n
• Consider the ground state
• as 
G ( x0 , x0 ,  )  0 ( x0 ) e
2
 E0
• hence we need to compute G and hence S to
obtain properties of the ground state
Lagrangian
• Using imaginary time =it the Lagrangian for a
particle of unit mass is
2
1  dx 
L      V ( x)   E
2  d 
• divide the imaginary time interval into N equal
steps of size  and write E as
1 ( x j 1  x j )
E ( x j , j ) 
V (x j )
2
2 ( )
2
x ,t
S

x0 ,0
Action
Ldt 
1 ( x j 1  x j )
E ( x j , j ) 
V (x j )
2
2 ( )
2
• Where j = j and xj is the displacement at time
j
N 1
S  i  E ( x j , j )
j 0
 N 1 1 ( x j 1  x j )2

 i 
 V ( x j )
2
 j 0 2 ( )

Propagator
• The propagator can be expressed as
G ( x, x0 , t )  A  e
iS /
paths
e e
iS
 N 1 1 ( x j 1  x j )2


 

V
(
x
)
j
 j 0 2 (  )2



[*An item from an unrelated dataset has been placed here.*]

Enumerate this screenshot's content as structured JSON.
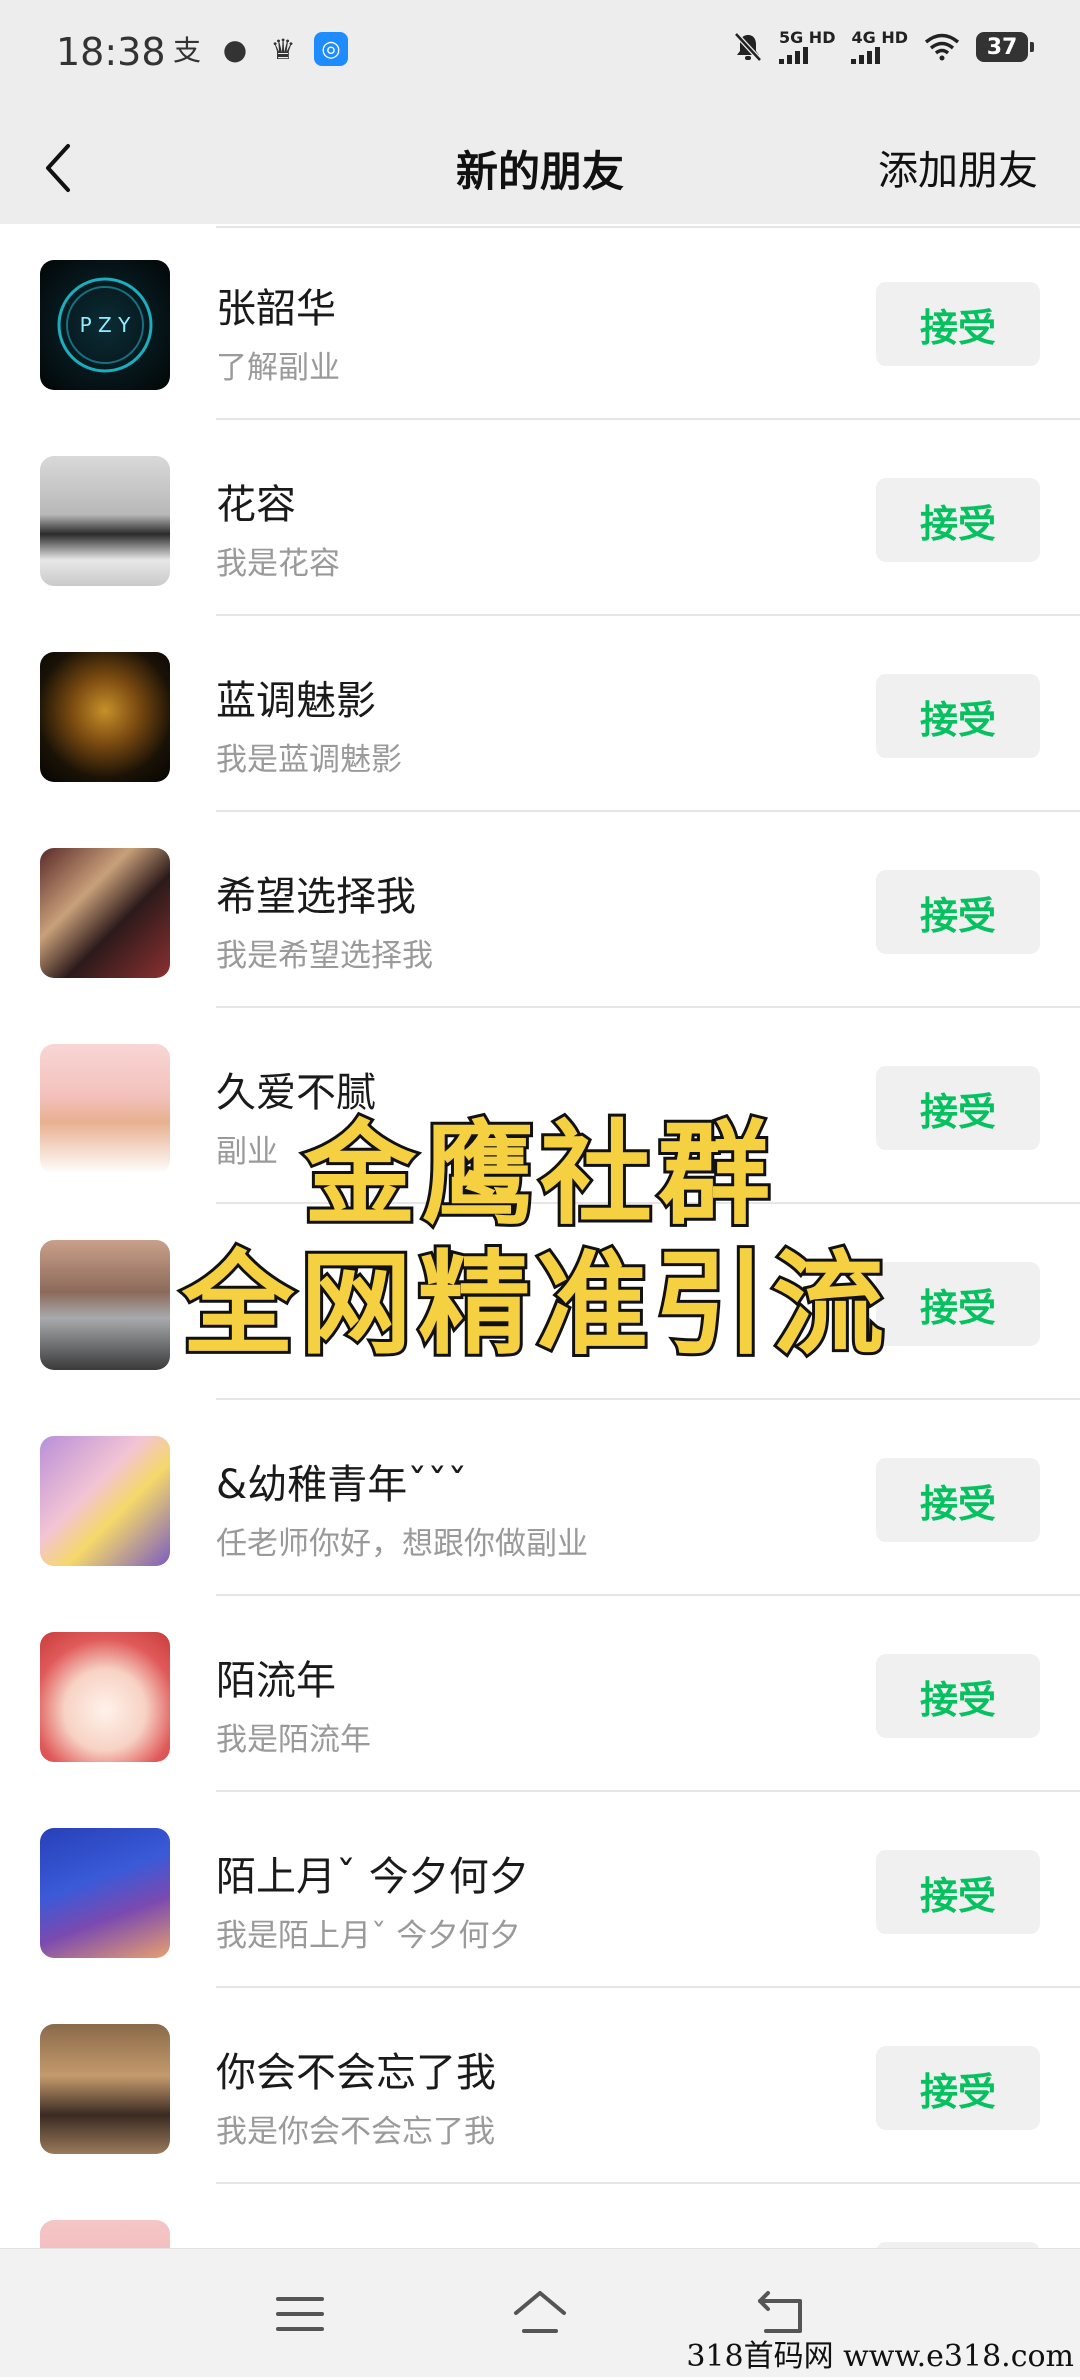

G ( x, x0 , N  )  A dx1...dxN 1e
 N 1 1 ( x j 1  x j ) 2

 
V ( x j ) 
2
 j 0 2 (  )


Path Integrals
G ( x, x0 , N  )  A dx1...dxN 1e
•
•
•
•
 N 1 1 ( x j 1  x j ) 2

 
V ( x j ) 
2
 j 0 2 (  )


This is a multidimensional integral
the sequence x0,x1,…,xN is a possible path
the integral is a sum over all paths
for the ground state, we want G(x0,x0,N )
and so we choose xN = x0
• we can relabel the x’s and sum j from 1 to N
Path Integral
G ( x0 , x0 , N  )  A dx1...dxN 1e
 N 1 ( x j  x j 1 )2

 
V ( x j ) 
2
 j 1 2 (  )


• We have converted a quantum mechanical
problem for a single particle into a
statistical mechanical problem for N
“atoms” on a ring connected by nearest
neighbour springs with spring constant
1/( )2
Thermodynamics
G ( x0 , x0 , N  )  A dx1...dxN 1e
 N 1 ( x j  x j 1 )2

 
V ( x j ) 
2
 j 1 2 (  )


• This expression is similar to a partition function Z in
statistical mechanics
• the probability factor e- E in statistical mechanics
is the analogue of e- E in quantum mechanics
•  =N  plays the role of inverse temperature
=1/kT
Simulation
• We can use the Metropolis algorithm to simulate the
motion of N “atoms” on a ring
• these are not real particles but are effective particles
in our analysis
• possible algorithm:
• 1. Choose N and  such that N  >>1 ( low T)
also choose ( the maximum trial change in the
displacement of an atom) and mcs (the number of
steps)
Algorithm
• 2. Choose an initial configuration for the
displacements xj which is close to the
approximate shape of the ground state
probability amplitude
• 3. Choose an atom j at random and a trial
displacement xtrial ->xj +(2r-1) 
where r is a random number on [0,1]
• 4. Compute the change E in the energy
Algorithm
1  x j 1  xtrial  1  xxtrial  x j 1 
E  
  
  V ( xtrial )
2


 2

2
2
1  x j 1  x j  1  x j  x j 1 
 
  
 V (x j )
2    2   
2
2
• If E <0, accept the change
• otherwise compute p=e-  E and a random
number r in [0,1]
• if r < p then accept the move
• if r > p reject the move
Algorithm
• 4. Update the probability density P(x). This
probability density records how often a
particular value of x is visited
Let P(x=xj) => P(x=xj)+1 where x was
position chosen in step 3 (either old or new)
• 5. Repeat steps 3 and 4 until a sufficient number
of Monte Carlo steps have been performed
qmc1
Excited States
• To get the ground state we took the limit  
• this corresponds to T=0 in the analogous statistical
mechanics problem
• for finite T, excited states also contribute to the
path integrals
• the paths through spacetime fluctuate about the
classical trajectory
• this is a consequence of the Metropolis algorithm
occasionally going up hill in its search for a new
path